Numbers of villagers fleeing Burma Army atrocities have soared to over 30,000 during recent intensified attacks against the Shan State Army North (SSA-N), causing a dire humanitarian crisis in northern Shan State.
Over 4,000 Burmese troops from 42 battalions were deployed during July to seize the SSA-N headquarters of Wan Hai in Ke See township, backed up by jet fighter planes. Advancing through surrounding villages, troops have been scaling up atrocities against civilians, including killing, rape and mutilation. One dead villager was found with his leg and hand cut off.
An estimated 31,700 villagers from nine townships have fled since the Burma Army began its offensive on March 13, breaking its 22-year-long ceasefire with the SSA-N. Some have fled to towns, to Wa-controlled areas along the China border, or to the Thai border, but most are hiding in the jungle near their villages.
Those in hiding are facing chronic shortages of food, clean drinking water, shelter and medicine, with heavy rains exacerbating the situation.

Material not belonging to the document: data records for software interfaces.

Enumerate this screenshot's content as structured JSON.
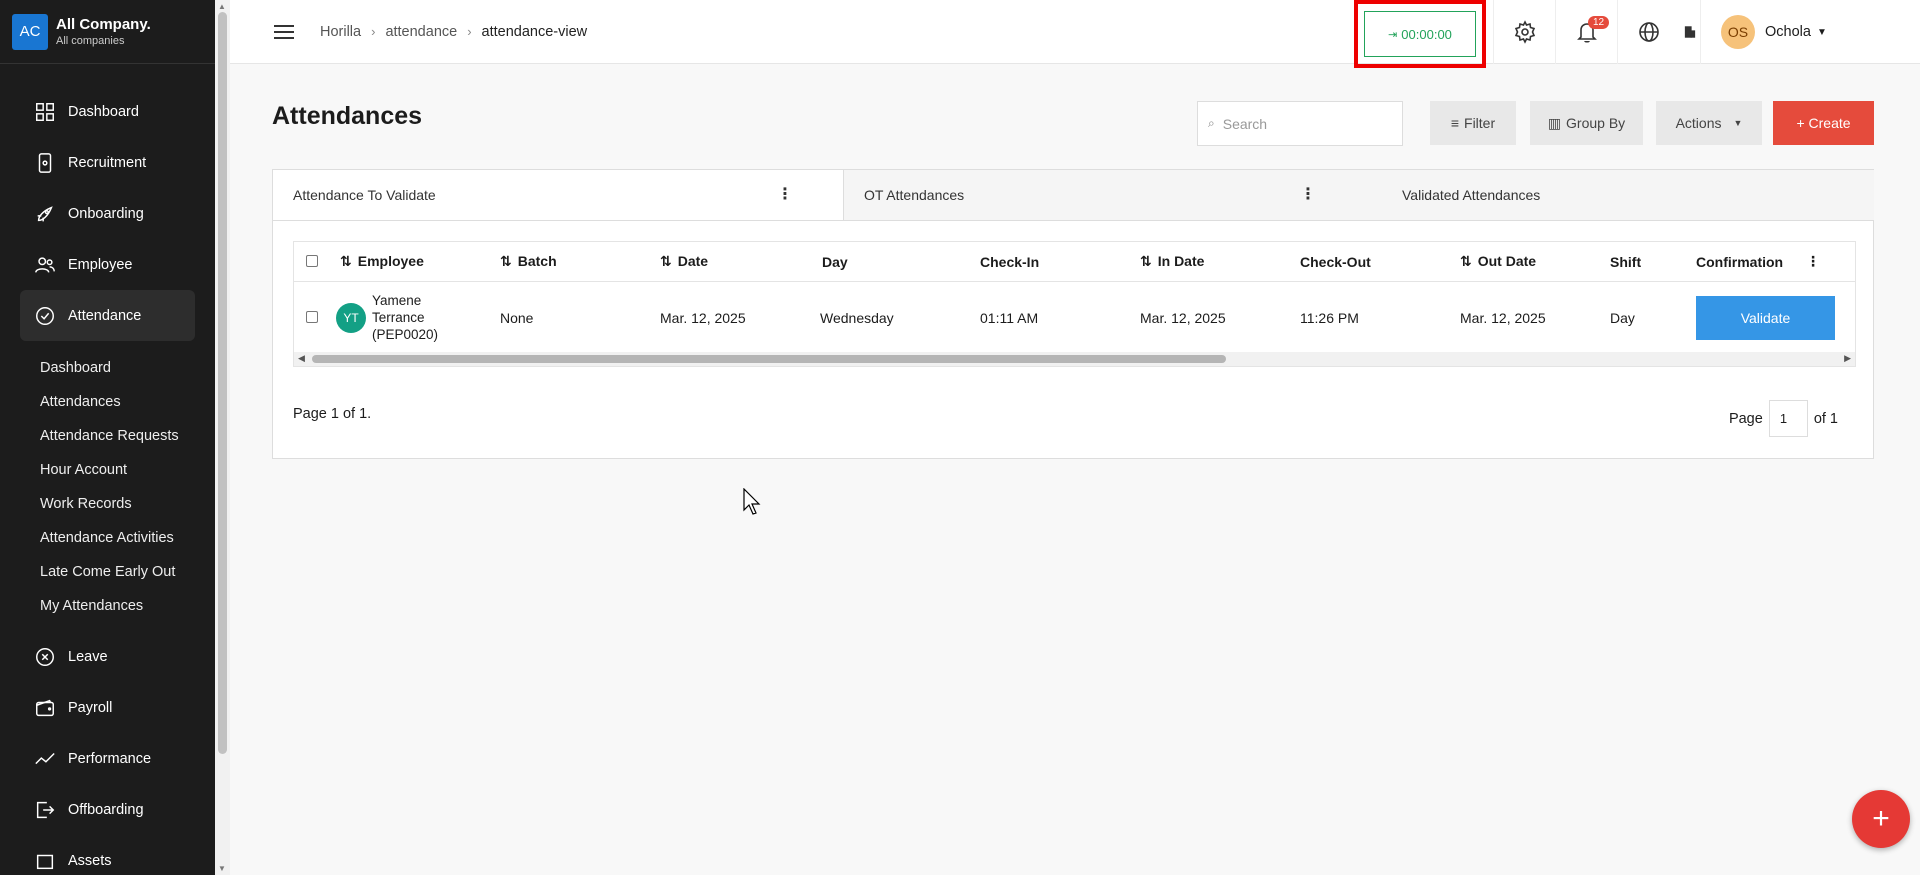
{
  "company": {
    "initials": "AC",
    "name": "All Company.",
    "subtitle": "All companies"
  },
  "sidebar": {
    "items": [
      {
        "label": "Dashboard",
        "icon": "grid-icon"
      },
      {
        "label": "Recruitment",
        "icon": "phone-icon"
      },
      {
        "label": "Onboarding",
        "icon": "rocket-icon"
      },
      {
        "label": "Employee",
        "icon": "users-icon"
      },
      {
        "label": "Attendance",
        "icon": "check-circle-icon"
      },
      {
        "label": "Leave",
        "icon": "x-circle-icon"
      },
      {
        "label": "Payroll",
        "icon": "wallet-icon"
      },
      {
        "label": "Performance",
        "icon": "trend-icon"
      },
      {
        "label": "Offboarding",
        "icon": "exit-icon"
      },
      {
        "label": "Assets",
        "icon": "box-icon"
      }
    ],
    "attendance_sub": [
      "Dashboard",
      "Attendances",
      "Attendance Requests",
      "Hour Account",
      "Work Records",
      "Attendance Activities",
      "Late Come Early Out",
      "My Attendances"
    ]
  },
  "topbar": {
    "breadcrumbs": [
      "Horilla",
      "attendance",
      "attendance-view"
    ],
    "clock": "00:00:00",
    "notifications_count": "12",
    "user_initials": "OS",
    "user_name": "Ochola"
  },
  "page": {
    "title": "Attendances",
    "search_placeholder": "Search",
    "filter_label": "Filter",
    "groupby_label": "Group By",
    "actions_label": "Actions",
    "create_label": "+ Create"
  },
  "tabs": [
    {
      "label": "Attendance To Validate"
    },
    {
      "label": "OT Attendances"
    },
    {
      "label": "Validated Attendances"
    }
  ],
  "table": {
    "headers": [
      "Employee",
      "Batch",
      "Date",
      "Day",
      "Check-In",
      "In Date",
      "Check-Out",
      "Out Date",
      "Shift",
      "Confirmation"
    ],
    "rows": [
      {
        "initials": "YT",
        "employee": "Yamene Terrance (PEP0020)",
        "batch": "None",
        "date": "Mar. 12, 2025",
        "day": "Wednesday",
        "check_in": "01:11 AM",
        "in_date": "Mar. 12, 2025",
        "check_out": "11:26 PM",
        "out_date": "Mar. 12, 2025",
        "shift": "Day",
        "action": "Validate"
      }
    ]
  },
  "pagination": {
    "info": "Page 1 of 1.",
    "page_label": "Page",
    "current": "1",
    "of_label": "of 1"
  },
  "colors": {
    "accent": "#e54b3c",
    "validate": "#3596e6",
    "clock": "#22a35a"
  }
}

In the Wan Hai area alone, at least 24 displaced villagers, mainly children and old people, have died of diarrhea and malaria in the past month.
No international aid has reached these displaced communities so far. Aid agencies working officially inside Burma are being denied access to the conflict areas.
Shan community groups are appealing to the international community to provide cross-border aid through local relief teams to these internally displaced villagers.
“With the regime keeping tight control on all aid in Burma, cross-border aid is the only way to reach war-affected populations,” said Nang Hseng Moon, coordinator of the Shan Women’s Action Network. “We urge international donors to respond to this humanitarian crisis before further lives are lost.”
Although the Burma Army withdrew its extra battalions from the Wan Hai area in late July after facing heavy losses, their local troops remain encircling the SSA-N stronghold and fighting has been ongoing. Over 40 truckloads of new Burmese troop reinforcements have arrived from Lashio and Hsipaw this week.
Detailed lists and maps of recent abuses and fighting incidents, as well as video of displaced villagers, can be viewed on shanhumanrights.org and shanwomen.org